Let’s initialize the H2OGradientBoostingEstimator. We will also set the hyper-parameters that will produce the best results.

Gradient_Boosting_Machine= H2OGradientBoostingEstimator(ntrees=100,
 max_depth = 6,  learn_rate=0.1

The initialized H2OGradientBoostingEstimator algorithm has the following parameters:

  • ntrees: It specifies the number of decision trees used to build the model. We have set the number of trees to be 100. The H2OGradientBoostingEstimator algorithm will create 100 decision trees sequentially. It then combines them to create a final model with the best results.

  • max_depth: It is the maximum depth of the decision trees used. We have set the value to 6. Increasing the max_depth value may lead to model overfitting.

  • learn_rate: It specifies the learning rate of the model during training.

After initializing the model, we feed the model with the prepared dataset.
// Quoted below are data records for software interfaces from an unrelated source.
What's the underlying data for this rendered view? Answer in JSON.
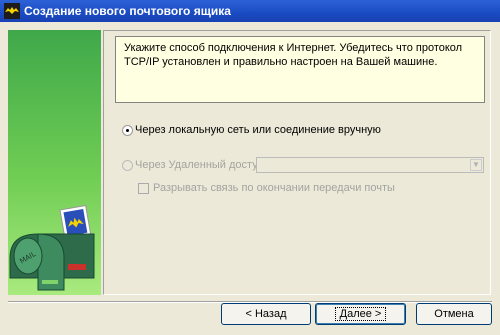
{
  "window": {
    "title": "Создание нового почтового ящика"
  },
  "info": {
    "text": "Укажите способ подключения к Интернет. Убедитесь что протокол TCP/IP установлен и правильно настроен на Вашей машине."
  },
  "options": {
    "local_label": "Через локальную сеть или соединение вручную",
    "dialup_label": "Через Удаленный доступ:",
    "dialup_value": "",
    "disconnect_label": "Разрывать связь по окончании передачи почты"
  },
  "buttons": {
    "back": "< Назад",
    "next": "Далее >",
    "cancel": "Отмена"
  },
  "colors": {
    "title_bar": "#1a4bc2",
    "side_green": "#6fcd53",
    "info_bg": "#ffffe1"
  }
}
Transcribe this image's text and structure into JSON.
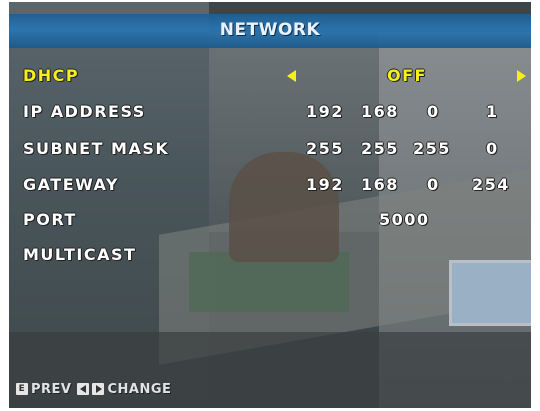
{
  "header": {
    "title": "NETWORK"
  },
  "menu": {
    "dhcp": {
      "label": "DHCP",
      "value": "OFF"
    },
    "ip_address": {
      "label": "IP ADDRESS",
      "octets": [
        "192",
        "168",
        "0",
        "1"
      ]
    },
    "subnet_mask": {
      "label": "SUBNET MASK",
      "octets": [
        "255",
        "255",
        "255",
        "0"
      ]
    },
    "gateway": {
      "label": "GATEWAY",
      "octets": [
        "192",
        "168",
        "0",
        "254"
      ]
    },
    "port": {
      "label": "PORT",
      "value": "5000"
    },
    "multicast": {
      "label": "MULTICAST",
      "value": ""
    }
  },
  "footer": {
    "key_e": "E",
    "prev_label": "PREV",
    "change_label": "CHANGE"
  },
  "colors": {
    "selected": "#f5ef1a",
    "title_bar": "#2a76b3",
    "text": "#ffffff"
  },
  "icons": [
    "left-arrow-icon",
    "right-arrow-icon",
    "e-key-icon",
    "left-key-icon",
    "right-key-icon"
  ]
}
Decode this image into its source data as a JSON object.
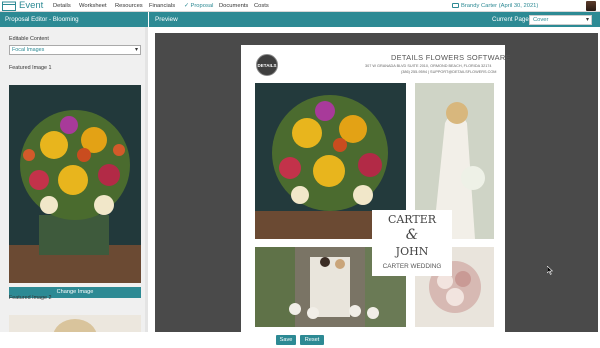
{
  "app": {
    "title": "Event",
    "nav": [
      {
        "label": "Details",
        "active": false
      },
      {
        "label": "Worksheet",
        "active": false
      },
      {
        "label": "Resources",
        "active": false
      },
      {
        "label": "Financials",
        "active": false
      },
      {
        "label": "Proposal",
        "active": true
      },
      {
        "label": "Documents",
        "active": false
      },
      {
        "label": "Costs",
        "active": false
      }
    ],
    "user": "Brandy Carter (April 30, 2021)",
    "accent": "#2d8a94"
  },
  "editor": {
    "header": "Proposal Editor - Blooming",
    "editable_content_label": "Editable Content",
    "editable_content_value": "Focal Images",
    "featured_image_1_label": "Featured Image 1",
    "change_image_label": "Change Image",
    "featured_image_2_label": "Featured Image 2"
  },
  "preview": {
    "header": "Preview",
    "current_page_label": "Current Page:",
    "current_page_value": "Cover"
  },
  "sheet": {
    "company": "DETAILS FLOWERS SOFTWARE",
    "address": "307 W GRANADA BLVD SUITE 2010, ORMOND BEACH, FLORIDA 32174",
    "contact": "(386) 255-9594 | SUPPORT@DETAILSFLOWERS.COM",
    "badge": "DETAILS",
    "name1": "CARTER",
    "amp": "&",
    "name2": "JOHN",
    "subtitle": "CARTER WEDDING"
  },
  "footer": {
    "save_label": "Save",
    "reset_label": "Reset"
  }
}
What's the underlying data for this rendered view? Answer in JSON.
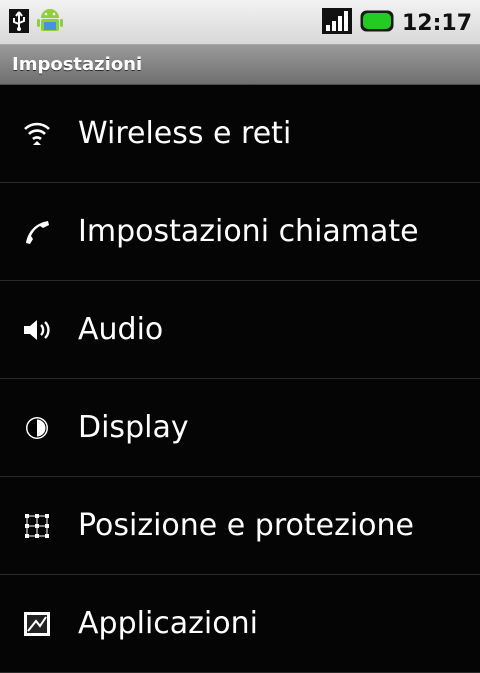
{
  "status_bar": {
    "icons_left": [
      "usb-icon",
      "android-debug-icon"
    ],
    "icons_right": [
      "signal-icon",
      "battery-icon"
    ],
    "time": "12:17",
    "battery_color": "#22cc22"
  },
  "title_bar": {
    "title": "Impostazioni"
  },
  "settings_items": [
    {
      "icon": "wireless-icon",
      "label": "Wireless e reti"
    },
    {
      "icon": "phone-icon",
      "label": "Impostazioni chiamate"
    },
    {
      "icon": "speaker-icon",
      "label": "Audio"
    },
    {
      "icon": "brightness-icon",
      "label": "Display"
    },
    {
      "icon": "location-grid-icon",
      "label": "Posizione e protezione"
    },
    {
      "icon": "applications-icon",
      "label": "Applicazioni"
    }
  ]
}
Feeding the model with the dataset

To feed the model with the dataset, use this code:

Gradient_Boosting_Machine.train(x=headline_vecs.names+review_vecs.names, y='output', training_frame = h2o_train, validation_frame=h2o_valid)

From the code above, the train function trains the model. It has the following parameters.
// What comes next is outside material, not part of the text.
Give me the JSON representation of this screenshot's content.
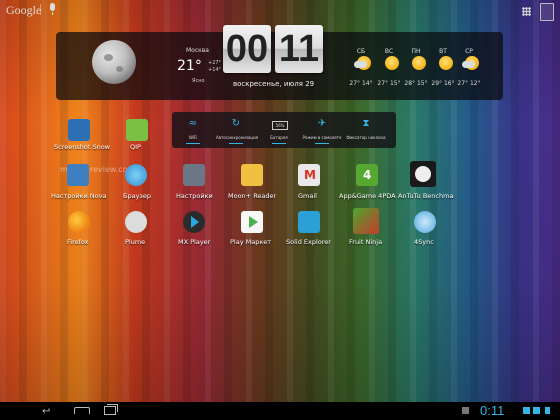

  • x variable: It is the variable that contains all the input columns. The headline_vecs and the review_vecs are the input columns.

  • y variable: It is the variable that contains the output column.

  • training_frame: It specifies the DataFrame used for training. We use the h2o_train DataFrame for training.

  • validation_frame: It specifies the DataFrame we will use for validation. We use the h2o_valid data frame for validation.

The algorithm will train the model and give the best accuracy score.

Accuracy score

To get the accuracy score, use this code:

print(" Hyperparameter AUC: " + str(round(Gradient_Boosting_Machine.auc(valid = True), 3)))

The code above will print the accuracy score.

Hyperparameter AUC: 0.934

The accuracy score is 0.934, which is 93.4%. It is a high accuracy score and shows the model was well trained. We can now use this model to make predictions.

Making predictions

We use the model to classify a customer review as either negative or positive.

predictions = ["The shippers and loaders were great....willing to consider speedier shipping options, the good news is that at the end the shipping arrived quickly enough"]

Let’s vectorize this text input.

predictions = vec_model.transform(predictions)

After vectorization, we use the vectorized text to make a prediction.

prediction_result = Gradient_Boosting_Machine.predict(predictions)

It produces the following prediction:


The prediction result is 1, and is a positive review. From the prediction above, our model can make accurate predictions.


In this tutorial, we built a sentiment analysis model. We created the model using Gradient Boosting Machine and the H2O library. The tutorial also covers text preprocessing. We cleaned and removed noise from the dataset. Finally, we trained the model using the H2OGradientBoostingEstimator algorithm. The final model was able to make accurate predictions.

To access the Google Colab notebook for this tutorial, click here.


Peer Review Contributions by: Willies Ogola